Problem to solve:
If a line appears in the data below, it must appear in your answer exactly as given.
----- Records -----
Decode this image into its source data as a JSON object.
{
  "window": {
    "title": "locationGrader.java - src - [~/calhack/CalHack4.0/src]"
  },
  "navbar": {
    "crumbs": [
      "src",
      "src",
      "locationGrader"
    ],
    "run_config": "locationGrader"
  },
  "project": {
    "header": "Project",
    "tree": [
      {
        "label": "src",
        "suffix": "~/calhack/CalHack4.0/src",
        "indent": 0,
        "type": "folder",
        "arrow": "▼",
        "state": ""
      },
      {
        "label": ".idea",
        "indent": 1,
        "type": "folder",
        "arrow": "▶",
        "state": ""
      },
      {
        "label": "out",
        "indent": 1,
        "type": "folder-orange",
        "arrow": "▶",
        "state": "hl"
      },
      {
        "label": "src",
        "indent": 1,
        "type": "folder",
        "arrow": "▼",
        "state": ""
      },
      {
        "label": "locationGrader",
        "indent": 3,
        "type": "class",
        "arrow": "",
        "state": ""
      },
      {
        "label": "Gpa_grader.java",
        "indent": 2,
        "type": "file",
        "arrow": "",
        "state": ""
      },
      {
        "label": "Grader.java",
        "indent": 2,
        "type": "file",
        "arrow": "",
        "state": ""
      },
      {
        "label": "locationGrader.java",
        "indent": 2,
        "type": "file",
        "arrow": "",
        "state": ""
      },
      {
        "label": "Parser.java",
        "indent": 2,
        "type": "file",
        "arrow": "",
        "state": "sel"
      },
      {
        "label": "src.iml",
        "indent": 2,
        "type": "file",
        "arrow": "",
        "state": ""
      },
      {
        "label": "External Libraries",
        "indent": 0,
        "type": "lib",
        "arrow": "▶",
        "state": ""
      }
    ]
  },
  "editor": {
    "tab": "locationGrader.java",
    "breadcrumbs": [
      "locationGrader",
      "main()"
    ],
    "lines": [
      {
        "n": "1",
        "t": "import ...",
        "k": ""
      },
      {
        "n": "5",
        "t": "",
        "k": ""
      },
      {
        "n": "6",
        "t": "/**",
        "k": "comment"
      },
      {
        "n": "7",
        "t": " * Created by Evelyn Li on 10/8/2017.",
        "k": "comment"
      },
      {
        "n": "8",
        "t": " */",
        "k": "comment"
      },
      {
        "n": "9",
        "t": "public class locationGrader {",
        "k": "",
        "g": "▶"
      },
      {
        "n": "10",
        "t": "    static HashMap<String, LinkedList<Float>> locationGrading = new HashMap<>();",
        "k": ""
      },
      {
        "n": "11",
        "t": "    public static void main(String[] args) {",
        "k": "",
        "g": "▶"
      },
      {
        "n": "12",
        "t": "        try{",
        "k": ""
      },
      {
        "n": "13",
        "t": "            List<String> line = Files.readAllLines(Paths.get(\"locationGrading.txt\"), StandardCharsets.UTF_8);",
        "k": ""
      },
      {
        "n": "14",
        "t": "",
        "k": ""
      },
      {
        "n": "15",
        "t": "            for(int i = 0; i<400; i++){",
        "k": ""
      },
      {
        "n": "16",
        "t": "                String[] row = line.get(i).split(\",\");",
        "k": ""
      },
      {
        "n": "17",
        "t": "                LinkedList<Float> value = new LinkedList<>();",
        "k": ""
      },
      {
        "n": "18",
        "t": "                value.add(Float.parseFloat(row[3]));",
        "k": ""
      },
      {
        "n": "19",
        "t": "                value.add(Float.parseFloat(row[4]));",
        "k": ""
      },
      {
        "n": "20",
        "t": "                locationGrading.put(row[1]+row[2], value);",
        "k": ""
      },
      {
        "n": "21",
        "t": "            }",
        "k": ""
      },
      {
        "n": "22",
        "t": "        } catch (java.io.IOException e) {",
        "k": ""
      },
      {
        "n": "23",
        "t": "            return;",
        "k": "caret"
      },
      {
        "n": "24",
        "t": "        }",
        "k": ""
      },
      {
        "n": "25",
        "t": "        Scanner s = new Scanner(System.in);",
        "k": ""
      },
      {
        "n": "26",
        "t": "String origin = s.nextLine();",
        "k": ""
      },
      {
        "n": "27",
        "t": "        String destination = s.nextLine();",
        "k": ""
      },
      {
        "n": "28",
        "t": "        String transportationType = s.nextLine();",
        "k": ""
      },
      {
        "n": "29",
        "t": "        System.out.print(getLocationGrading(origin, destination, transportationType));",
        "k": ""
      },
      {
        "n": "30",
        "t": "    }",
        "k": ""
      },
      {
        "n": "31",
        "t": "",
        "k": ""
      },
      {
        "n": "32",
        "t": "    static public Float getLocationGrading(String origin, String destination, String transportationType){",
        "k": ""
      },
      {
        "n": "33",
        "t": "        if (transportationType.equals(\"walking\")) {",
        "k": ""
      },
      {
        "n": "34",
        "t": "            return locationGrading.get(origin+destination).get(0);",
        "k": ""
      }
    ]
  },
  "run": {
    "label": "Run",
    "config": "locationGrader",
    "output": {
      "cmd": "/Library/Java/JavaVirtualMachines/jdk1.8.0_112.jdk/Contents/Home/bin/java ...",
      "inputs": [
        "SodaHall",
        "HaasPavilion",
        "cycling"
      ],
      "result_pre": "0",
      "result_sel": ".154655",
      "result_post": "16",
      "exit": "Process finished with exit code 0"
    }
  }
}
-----
Result:
Decode this image into its source data as a JSON object.
{
  "window": {
    "title": "locationGrader.java - src - [~/calhack/CalHack4.0/src]"
  },
  "navbar": {
    "crumbs": [
      "src",
      "src",
      "locationGrader"
    ],
    "run_config": "locationGrader"
  },
  "project": {
    "header": "Project",
    "tree": [
      {
        "label": "src",
        "suffix": "~/calhack/CalHack4.0/src",
        "indent": 0,
        "type": "folder",
        "arrow": "▼",
        "state": ""
      },
      {
        "label": ".idea",
        "indent": 1,
        "type": "folder",
        "arrow": "▶",
        "state": ""
      },
      {
        "label": "out",
        "indent": 1,
        "type": "folder-orange",
        "arrow": "▶",
        "state": "hl"
      },
      {
        "label": "src",
        "indent": 1,
        "type": "folder",
        "arrow": "▼",
        "state": ""
      },
      {
        "label": "locationGrader",
        "indent": 3,
        "type": "class",
        "arrow": "",
        "state": ""
      },
      {
        "label": "Gpa_grader.java",
        "indent": 2,
        "type": "file",
        "arrow": "",
        "state": ""
      },
      {
        "label": "Grader.java",
        "indent": 2,
        "type": "file",
        "arrow": "",
        "state": ""
      },
      {
        "label": "locationGrader.java",
        "indent": 2,
        "type": "file",
        "arrow": "",
        "state": ""
      },
      {
        "label": "Parser.java",
        "indent": 2,
        "type": "file",
        "arrow": "",
        "state": "sel"
      },
      {
        "label": "src.iml",
        "indent": 2,
        "type": "file",
        "arrow": "",
        "state": ""
      },
      {
        "label": "External Libraries",
        "indent": 0,
        "type": "lib",
        "arrow": "▶",
        "state": ""
      }
    ]
  },
  "editor": {
    "tab": "locationGrader.java",
    "breadcrumbs": [
      "locationGrader",
      "main()"
    ],
    "lines": [
      {
        "n": "1",
        "t": "import ...",
        "k": ""
      },
      {
        "n": "5",
        "t": "",
        "k": ""
      },
      {
        "n": "6",
        "t": "/**",
        "k": "comment"
      },
      {
        "n": "7",
        "t": " * Created by Evelyn Li on 10/8/2017.",
        "k": "comment"
      },
      {
        "n": "8",
        "t": " */",
        "k": "comment"
      },
      {
        "n": "9",
        "t": "public class locationGrader {",
        "k": "",
        "g": "▶"
      },
      {
        "n": "10",
        "t": "    static HashMap<String, LinkedList<Float>> locationGrading = new HashMap<>();",
        "k": ""
      },
      {
        "n": "11",
        "t": "    public static void main(String[] args) {",
        "k": "",
        "g": "▶"
      },
      {
        "n": "12",
        "t": "        try{",
        "k": ""
      },
      {
        "n": "13",
        "t": "            List<String> line = Files.readAllLines(Paths.get(\"locationGrading.txt\"), StandardCharsets.UTF_8);",
        "k": ""
      },
      {
        "n": "14",
        "t": "",
        "k": ""
      },
      {
        "n": "15",
        "t": "            for(int i = 0; i<400; i++){",
        "k": ""
      },
      {
        "n": "16",
        "t": "                String[] row = line.get(i).split(\",\");",
        "k": ""
      },
      {
        "n": "17",
        "t": "                LinkedList<Float> value = new LinkedList<>();",
        "k": ""
      },
      {
        "n": "18",
        "t": "                value.add(Float.parseFloat(row[3]));",
        "k": ""
      },
      {
        "n": "19",
        "t": "                value.add(Float.parseFloat(row[4]));",
        "k": ""
      },
      {
        "n": "20",
        "t": "                locationGrading.put(row[1]+row[2], value);",
        "k": ""
      },
      {
        "n": "21",
        "t": "            }",
        "k": ""
      },
      {
        "n": "22",
        "t": "        } catch (java.io.IOException e) {",
        "k": ""
      },
      {
        "n": "23",
        "t": "            return;",
        "k": "caret"
      },
      {
        "n": "24",
        "t": "        }",
        "k": ""
      },
      {
        "n": "25",
        "t": "        Scanner s = new Scanner(System.in);",
        "k": ""
      },
      {
        "n": "26",
        "t": "String origin = s.nextLine();",
        "k": ""
      },
      {
        "n": "27",
        "t": "        String destination = s.nextLine();",
        "k": ""
      },
      {
        "n": "28",
        "t": "        String transportationType = s.nextLine();",
        "k": ""
      },
      {
        "n": "29",
        "t": "        System.out.print(getLocationGrading(origin, destination, transportationType));",
        "k": ""
      },
      {
        "n": "30",
        "t": "    }",
        "k": ""
      },
      {
        "n": "31",
        "t": "",
        "k": ""
      },
      {
        "n": "32",
        "t": "    static public Float getLocationGrading(String origin, String destination, String transportationType){",
        "k": ""
      },
      {
        "n": "33",
        "t": "        if (transportationType.equals(\"walking\")) {",
        "k": ""
      },
      {
        "n": "34",
        "t": "            return locationGrading.get(origin+destination).get(0);",
        "k": ""
      }
    ]
  },
  "run": {
    "label": "Run",
    "config": "locationGrader",
    "output": {
      "cmd": "/Library/Java/JavaVirtualMachines/jdk1.8.0_112.jdk/Contents/Home/bin/java ...",
      "inputs": [
        "SodaHall",
        "HaasPavilion",
        "cycling"
      ],
      "result_pre": "0",
      "result_sel": ".154655",
      "result_post": "16",
      "exit": "Process finished with exit code 0"
    }
  }
}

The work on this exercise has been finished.